The equal pay narrative is a proven myth that compares compensation from women and men in different professions, not in the same profession. When Marissa Meyer’s replacement was named, there was a story about her salary being less than his, conveniently not looking at total compensation (that she received hundreds of millions in total compensation, including salary, stock compensation, etc.) and that she didn’t do a particularly notable job.

There certainly are issues that hold women back in the workplace, but pushing false narratives is akin to the boy who cried wolf and diminishes attention on real issues and solutions.


4. Learn how to shake hands.

As a woman in business myself, I have shaken a lot of hands. I’ve used a handshake to greet someone new, to say goodbye after a long meeting, to congratulate someone on a job well done and to tell someone to move on or go away in a polite manner. At any rate, a handshake is a critical part of business.

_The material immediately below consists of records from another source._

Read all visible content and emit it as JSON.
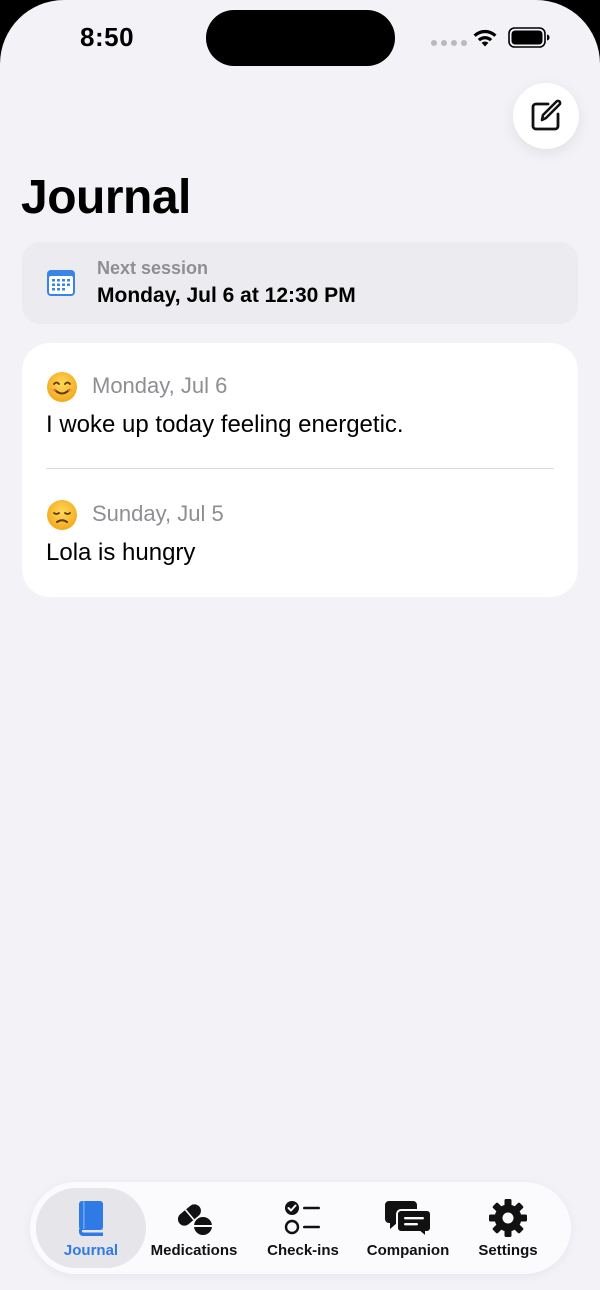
{
  "status_bar": {
    "time": "8:50"
  },
  "header": {
    "title": "Journal",
    "compose_icon": "square-and-pencil-icon"
  },
  "next_session": {
    "label": "Next session",
    "value": "Monday, Jul 6 at 12:30 PM",
    "icon": "calendar-icon"
  },
  "entries": [
    {
      "mood": "smiling-face",
      "date": "Monday, Jul 6",
      "text": "I woke up today feeling energetic."
    },
    {
      "mood": "disappointed-face",
      "date": "Sunday, Jul 5",
      "text": "Lola is hungry"
    }
  ],
  "tab_bar": {
    "tabs": [
      {
        "label": "Journal",
        "icon": "book-icon",
        "active": true
      },
      {
        "label": "Medications",
        "icon": "pills-icon",
        "active": false
      },
      {
        "label": "Check-ins",
        "icon": "checklist-icon",
        "active": false
      },
      {
        "label": "Companion",
        "icon": "chat-bubbles-icon",
        "active": false
      },
      {
        "label": "Settings",
        "icon": "gear-icon",
        "active": false
      }
    ]
  },
  "colors": {
    "accent": "#2f7ae5",
    "background": "#f2f2f7",
    "card": "#ffffff",
    "secondary_text": "#8e8e93"
  }
}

I’m sure I will get flak from saying this, but it’s the truth: A lot of women don’t know how to shake hands properly at all and a lot of men don’t know how to properly shake hands with women. Often, a male and female will shake hands with one person taking their right palm to the other person’s palm with their thumbs overlapping, the man grabs the woman’s fingers above the knuckles and lightly holds those upper fingers in his hands in a way that make her palm and wrist flap out, so that her hand looks like an upside-down “V.” Whenever this happens to me, it feels as if my hand is a wet rag and the other person is lightly shaking it to remove a few drops of wetness.

Women are just as guilty. Whether shaking hands with a man or another women, often, they offer part of their hand for a partial shake, which is worse than no shake at all.

While you don’t need to crush every bone in the other person’s hand, make sure you grasp the whole thing, regardless if you are male or female. You can do as firm a shake as you are comfortable with, but even easing up on the pressure doesn’t require a new form or method. You can even add your left hand into the mix if you want to signify an additional level of warmth, but keep the skin of your palm pressed against their hand.

This may sound trivial, but impressions are formed on both sides in a greeting and perception becomes reality. If you are acting like or treated like a delicate flower in your shake, that sets the tone for what follows.

Related: 11 Habits of Truly Happy People


5. Accept people's differences.

Finally, let’s remember that we all have different definitions for success. For some people, family accomplishments are more important than professional ones and deserve extra focus. There are also some that judge contributions to a team and seeing projects succeed as more important than individual compensation or title. There are others that frankly don’t want the stress and responsibility that comes with climbing to the CEO position.

All of this is ok, as our individual success should be measured by our individual goals and objectives. There may always be a differential in the types of jobs that men and women take and how they approach them. If this is consistent with what each individual wants for their own measure of success, that’s not anyone else’s business to judge.

For the times when your desires don't match reality, though, come back to this list to help to support, empower and advance women based on merit, not on social judgments.


For more information………